Effect of different antiretroviral drug regimens on body fat distribution of HIV-infected South African women

29 Nov 2019

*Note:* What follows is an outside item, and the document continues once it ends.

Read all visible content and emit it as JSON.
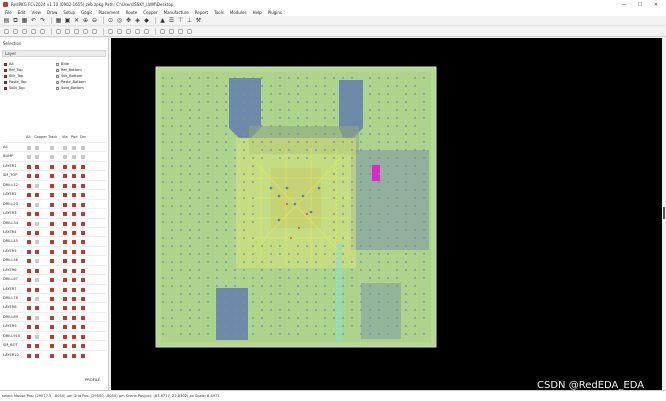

No African studies have examined the effect of first-line nonnucleoside reverse transcriptase inhibitor (NNRTI)-based and second-line protease inhibitor (PI)-based antiretroviral therapy (ART) on body composition. We compared body composition in HIV-infected black South African women receiving NNRTI-based ART (ART1, n=344), PI-based ART (ART2, n=91), and those not on ART (ART-naive, n=309). Accordingly, body composition was measured using dual energy x-ray absorptiometry (DXA) and anthropometry in a cross-sectional study. Despite similar body mass index (BMI), ART1 and ART2 had greater central fat mass (FM) [median (IQR): 44.2 (39.4-50.1) and 46.9 (39.3-52.8) vs. 41.1 (36.3-45.2) %FM, p<0.01] and less leg FM [41.2 (34.8-45.8) and 40.2 (32.9-45.7) vs. 43.9 (39.3-48.1) %FM, p<0.01] than ART-naive women. Within ART1, waist:hip was greater [0.87 (0.81-0.92) vs. 0.84 (0.78-0.89), p=0.006], while calf skinfold was lower [15.2 (9.4-21.5) vs. 17.4 (12.0-23.6) mm, p=0.033] in women receiving efavirenz compared to nevirapine. ART2 had a greater waist:hip, and abdominal, subscapular, and suprailiac skinfolds than ART1 (p<0.05). After adjusting for time on d4T (stavudine), ART2 had greater body fat than ART1 (p<0.05). With increasing time on d4T, the decrease in leg fat (%FM) was higher in ART1 than ART2 (p=0.012, for time?treatment effect). A similar interaction was reported for total time on ART treatment (p=0.002 for time?treatment effect). In conclusion, ART was associated with increased central fat and reduced peripheral fat. Changing to a PI-based regimen in ART2, which also substitutes stavudine with zidovudine, partially reversed the peripheral fat loss observed on ART1.